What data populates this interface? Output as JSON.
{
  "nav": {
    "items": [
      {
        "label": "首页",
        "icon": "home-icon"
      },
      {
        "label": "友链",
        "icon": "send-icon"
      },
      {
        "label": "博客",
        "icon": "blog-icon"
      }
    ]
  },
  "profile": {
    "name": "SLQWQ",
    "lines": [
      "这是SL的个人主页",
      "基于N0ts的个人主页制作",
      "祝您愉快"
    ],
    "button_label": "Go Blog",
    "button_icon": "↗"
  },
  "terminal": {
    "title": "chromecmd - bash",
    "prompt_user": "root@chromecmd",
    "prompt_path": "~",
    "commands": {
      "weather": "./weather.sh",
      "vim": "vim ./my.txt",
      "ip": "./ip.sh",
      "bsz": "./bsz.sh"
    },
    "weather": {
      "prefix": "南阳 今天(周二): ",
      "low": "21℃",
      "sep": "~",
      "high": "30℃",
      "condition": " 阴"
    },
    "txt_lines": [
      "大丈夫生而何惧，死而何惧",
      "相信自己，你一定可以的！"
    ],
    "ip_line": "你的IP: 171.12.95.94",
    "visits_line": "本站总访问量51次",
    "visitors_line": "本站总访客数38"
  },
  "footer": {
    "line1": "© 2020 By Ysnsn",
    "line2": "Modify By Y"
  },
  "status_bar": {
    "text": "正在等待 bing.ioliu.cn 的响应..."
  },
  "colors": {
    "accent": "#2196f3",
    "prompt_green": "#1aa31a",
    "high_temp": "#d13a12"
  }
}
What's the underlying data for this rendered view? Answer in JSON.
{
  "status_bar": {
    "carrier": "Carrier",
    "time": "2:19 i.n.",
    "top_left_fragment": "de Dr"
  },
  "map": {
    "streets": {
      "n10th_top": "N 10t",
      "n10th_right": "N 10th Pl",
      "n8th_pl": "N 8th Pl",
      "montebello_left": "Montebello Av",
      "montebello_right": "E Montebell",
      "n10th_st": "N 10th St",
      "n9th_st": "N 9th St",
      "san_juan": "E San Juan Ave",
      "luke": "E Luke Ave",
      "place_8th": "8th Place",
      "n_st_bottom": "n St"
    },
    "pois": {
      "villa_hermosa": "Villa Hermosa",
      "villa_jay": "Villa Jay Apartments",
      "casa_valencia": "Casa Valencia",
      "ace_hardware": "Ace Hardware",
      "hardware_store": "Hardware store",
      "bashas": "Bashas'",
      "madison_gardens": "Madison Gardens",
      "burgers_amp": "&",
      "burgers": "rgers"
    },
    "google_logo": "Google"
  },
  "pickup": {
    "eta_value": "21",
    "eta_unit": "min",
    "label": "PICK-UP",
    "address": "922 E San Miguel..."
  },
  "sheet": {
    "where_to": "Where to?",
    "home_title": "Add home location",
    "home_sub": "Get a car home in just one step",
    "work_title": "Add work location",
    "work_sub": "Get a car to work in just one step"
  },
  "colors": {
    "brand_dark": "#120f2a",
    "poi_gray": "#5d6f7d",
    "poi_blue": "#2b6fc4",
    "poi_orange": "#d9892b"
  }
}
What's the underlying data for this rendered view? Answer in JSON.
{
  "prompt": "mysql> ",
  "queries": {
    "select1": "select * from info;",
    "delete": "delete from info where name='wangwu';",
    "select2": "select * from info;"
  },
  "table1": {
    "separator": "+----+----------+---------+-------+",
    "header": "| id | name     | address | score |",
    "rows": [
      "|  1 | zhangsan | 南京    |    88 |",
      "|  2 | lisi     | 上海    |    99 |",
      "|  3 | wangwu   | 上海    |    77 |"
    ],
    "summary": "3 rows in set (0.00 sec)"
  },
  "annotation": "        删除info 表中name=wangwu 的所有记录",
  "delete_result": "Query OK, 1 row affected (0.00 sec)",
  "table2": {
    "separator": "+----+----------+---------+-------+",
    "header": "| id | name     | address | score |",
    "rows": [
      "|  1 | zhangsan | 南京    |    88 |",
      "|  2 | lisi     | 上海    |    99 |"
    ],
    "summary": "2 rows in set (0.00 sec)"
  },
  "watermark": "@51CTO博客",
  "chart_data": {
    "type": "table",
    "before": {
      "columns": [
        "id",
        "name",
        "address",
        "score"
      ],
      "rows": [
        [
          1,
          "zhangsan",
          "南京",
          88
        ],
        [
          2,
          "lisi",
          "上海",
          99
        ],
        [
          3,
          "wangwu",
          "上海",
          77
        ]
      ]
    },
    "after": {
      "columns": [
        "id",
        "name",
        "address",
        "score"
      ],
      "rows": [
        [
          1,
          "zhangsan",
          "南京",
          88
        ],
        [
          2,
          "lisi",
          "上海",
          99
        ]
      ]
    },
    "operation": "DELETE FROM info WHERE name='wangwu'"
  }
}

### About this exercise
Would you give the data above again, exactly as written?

### Output
What data populates this interface? Output as JSON.
{
  "nav": {
    "items": [
      {
        "label": "首页",
        "icon": "home-icon"
      },
      {
        "label": "友链",
        "icon": "send-icon"
      },
      {
        "label": "博客",
        "icon": "blog-icon"
      }
    ]
  },
  "profile": {
    "name": "SLQWQ",
    "lines": [
      "这是SL的个人主页",
      "基于N0ts的个人主页制作",
      "祝您愉快"
    ],
    "button_label": "Go Blog",
    "button_icon": "↗"
  },
  "terminal": {
    "title": "chromecmd - bash",
    "prompt_user": "root@chromecmd",
    "prompt_path": "~",
    "commands": {
      "weather": "./weather.sh",
      "vim": "vim ./my.txt",
      "ip": "./ip.sh",
      "bsz": "./bsz.sh"
    },
    "weather": {
      "prefix": "南阳 今天(周二): ",
      "low": "21℃",
      "sep": "~",
      "high": "30℃",
      "condition": " 阴"
    },
    "txt_lines": [
      "大丈夫生而何惧，死而何惧",
      "相信自己，你一定可以的！"
    ],
    "ip_line": "你的IP: 171.12.95.94",
    "visits_line": "本站总访问量51次",
    "visitors_line": "本站总访客数38"
  },
  "footer": {
    "line1": "© 2020 By Ysnsn",
    "line2": "Modify By Y"
  },
  "status_bar": {
    "text": "正在等待 bing.ioliu.cn 的响应..."
  },
  "colors": {
    "accent": "#2196f3",
    "prompt_green": "#1aa31a",
    "high_temp": "#d13a12"
  }
}
What's the underlying data for this rendered view? Answer in JSON.
{
  "status_bar": {
    "carrier": "Carrier",
    "time": "2:19 i.n.",
    "top_left_fragment": "de Dr"
  },
  "map": {
    "streets": {
      "n10th_top": "N 10t",
      "n10th_right": "N 10th Pl",
      "n8th_pl": "N 8th Pl",
      "montebello_left": "Montebello Av",
      "montebello_right": "E Montebell",
      "n10th_st": "N 10th St",
      "n9th_st": "N 9th St",
      "san_juan": "E San Juan Ave",
      "luke": "E Luke Ave",
      "place_8th": "8th Place",
      "n_st_bottom": "n St"
    },
    "pois": {
      "villa_hermosa": "Villa Hermosa",
      "villa_jay": "Villa Jay Apartments",
      "casa_valencia": "Casa Valencia",
      "ace_hardware": "Ace Hardware",
      "hardware_store": "Hardware store",
      "bashas": "Bashas'",
      "madison_gardens": "Madison Gardens",
      "burgers_amp": "&",
      "burgers": "rgers"
    },
    "google_logo": "Google"
  },
  "pickup": {
    "eta_value": "21",
    "eta_unit": "min",
    "label": "PICK-UP",
    "address": "922 E San Miguel..."
  },
  "sheet": {
    "where_to": "Where to?",
    "home_title": "Add home location",
    "home_sub": "Get a car home in just one step",
    "work_title": "Add work location",
    "work_sub": "Get a car to work in just one step"
  },
  "colors": {
    "brand_dark": "#120f2a",
    "poi_gray": "#5d6f7d",
    "poi_blue": "#2b6fc4",
    "poi_orange": "#d9892b"
  }
}
What's the underlying data for this rendered view? Answer in JSON.
{
  "prompt": "mysql> ",
  "queries": {
    "select1": "select * from info;",
    "delete": "delete from info where name='wangwu';",
    "select2": "select * from info;"
  },
  "table1": {
    "separator": "+----+----------+---------+-------+",
    "header": "| id | name     | address | score |",
    "rows": [
      "|  1 | zhangsan | 南京    |    88 |",
      "|  2 | lisi     | 上海    |    99 |",
      "|  3 | wangwu   | 上海    |    77 |"
    ],
    "summary": "3 rows in set (0.00 sec)"
  },
  "annotation": "        删除info 表中name=wangwu 的所有记录",
  "delete_result": "Query OK, 1 row affected (0.00 sec)",
  "table2": {
    "separator": "+----+----------+---------+-------+",
    "header": "| id | name     | address | score |",
    "rows": [
      "|  1 | zhangsan | 南京    |    88 |",
      "|  2 | lisi     | 上海    |    99 |"
    ],
    "summary": "2 rows in set (0.00 sec)"
  },
  "watermark": "@51CTO博客",
  "chart_data": {
    "type": "table",
    "before": {
      "columns": [
        "id",
        "name",
        "address",
        "score"
      ],
      "rows": [
        [
          1,
          "zhangsan",
          "南京",
          88
        ],
        [
          2,
          "lisi",
          "上海",
          99
        ],
        [
          3,
          "wangwu",
          "上海",
          77
        ]
      ]
    },
    "after": {
      "columns": [
        "id",
        "name",
        "address",
        "score"
      ],
      "rows": [
        [
          1,
          "zhangsan",
          "南京",
          88
        ],
        [
          2,
          "lisi",
          "上海",
          99
        ]
      ]
    },
    "operation": "DELETE FROM info WHERE name='wangwu'"
  }
}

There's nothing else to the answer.